Golf Course Management

OCT 2014

Golf Course Management magazine is dedicated to advancing the golf course superintendent profession and helping GCSAA members achieve career success.

Issue link:

Contents of this Issue


Page 95 of 128

10.14 GOLF COURSE MANAGEMENT 89 tion. These useful qualities can provide tan- gible logistical and monetary benefts to pest managers and are a big reason why these com - pounds have become the dominant class of in- secticides worldwide in a relatively short time. On the downside, however, high water sol - ubility also means these compounds are likely to be very mobile. Although the mobility of neonicotinoids in turf and ornamental situ - ations is complex and not well studied, their presence in surface waters (3,13) and ground water (4) has been documented in the rela - tively few systems examined. Their mobility in turf situations needs to be investigated. (Top) Bees will forage on bird's-foot trefoil, which is considered both an invasive weed and an excellent forage plant for livestock. Photos by A. Patton (Right) Dandelion fowering in closely mowed turf. Dandelions are a popular forage species for bees in early spring.

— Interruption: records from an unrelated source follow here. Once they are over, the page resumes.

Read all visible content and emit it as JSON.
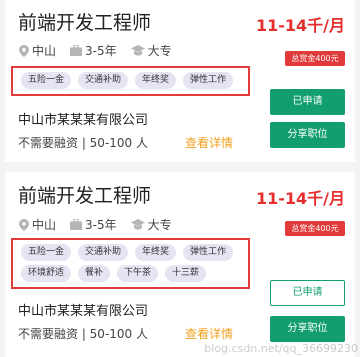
{
  "colors": {
    "salary": "#e62e2e",
    "bonus_bg": "#e03a3a",
    "tag_bg": "#e6e4f3",
    "highlight_border": "#e03c3c",
    "primary_green": "#129e6f",
    "link_orange": "#f0a020"
  },
  "jobs": [
    {
      "title": "前端开发工程师",
      "salary": "11-14千/月",
      "location": "中山",
      "experience": "3-5年",
      "education": "大专",
      "bonus": "总赏金400元",
      "tags": [
        "五险一金",
        "交通补助",
        "年终奖",
        "弹性工作"
      ],
      "company": "中山市某某某有限公司",
      "detail": "不需要融资 | 50-100 人",
      "view_label": "查看详情",
      "applied_label": "已申请",
      "share_label": "分享职位",
      "icons": [
        "location-pin-icon",
        "briefcase-icon",
        "graduation-cap-icon"
      ]
    },
    {
      "title": "前端开发工程师",
      "salary": "11-14千/月",
      "location": "中山",
      "experience": "3-5年",
      "education": "大专",
      "bonus": "总赏金400元",
      "tags": [
        "五险一金",
        "交通补助",
        "年终奖",
        "弹性工作"
      ],
      "tags_row2": [
        "环境舒适",
        "餐补",
        "下午茶",
        "十三薪"
      ],
      "company": "中山市某某某有限公司",
      "detail": "不需要融资 | 50-100 人",
      "view_label": "查看详情",
      "applied_label": "已申请",
      "share_label": "分享职位",
      "icons": [
        "location-pin-icon",
        "briefcase-icon",
        "graduation-cap-icon"
      ]
    }
  ],
  "watermark": "blog.csdn.net/qq_36699230"
}
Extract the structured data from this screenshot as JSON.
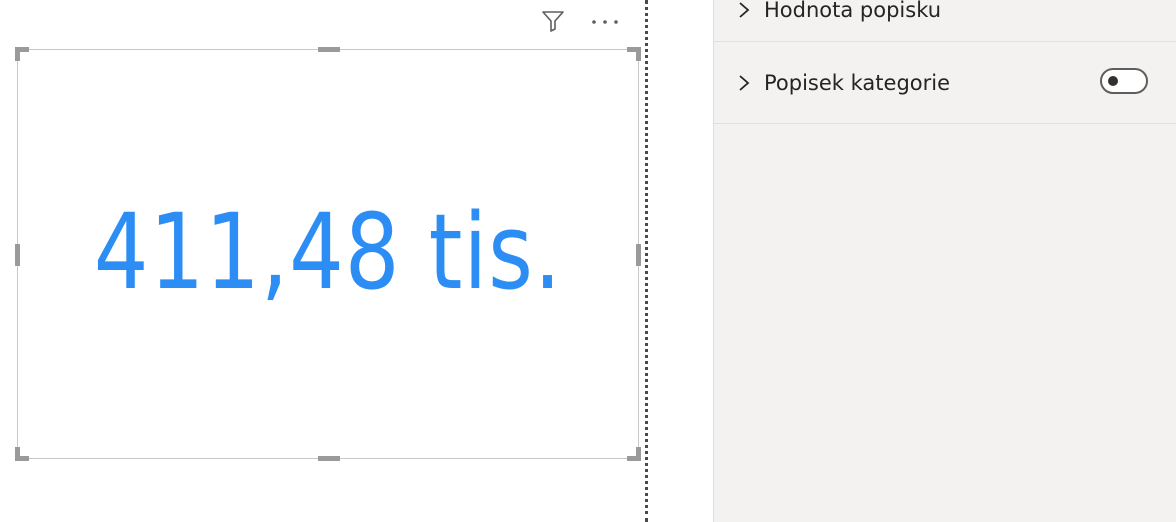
{
  "visual": {
    "card_value": "411,48 tis.",
    "value_color": "#2c8ef4"
  },
  "visual_header": {
    "filter_icon": "filter-icon",
    "more_icon": "more-options-icon"
  },
  "format_pane": {
    "sections": [
      {
        "label": "Hodnota popisku",
        "expanded": false,
        "icon": "chevron-right-icon"
      },
      {
        "label": "Popisek kategorie",
        "expanded": false,
        "icon": "chevron-right-icon",
        "toggle": "off"
      }
    ]
  }
}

Articles in this issue

Archives of this issue

view archives of Golf Course Management - OCT 2014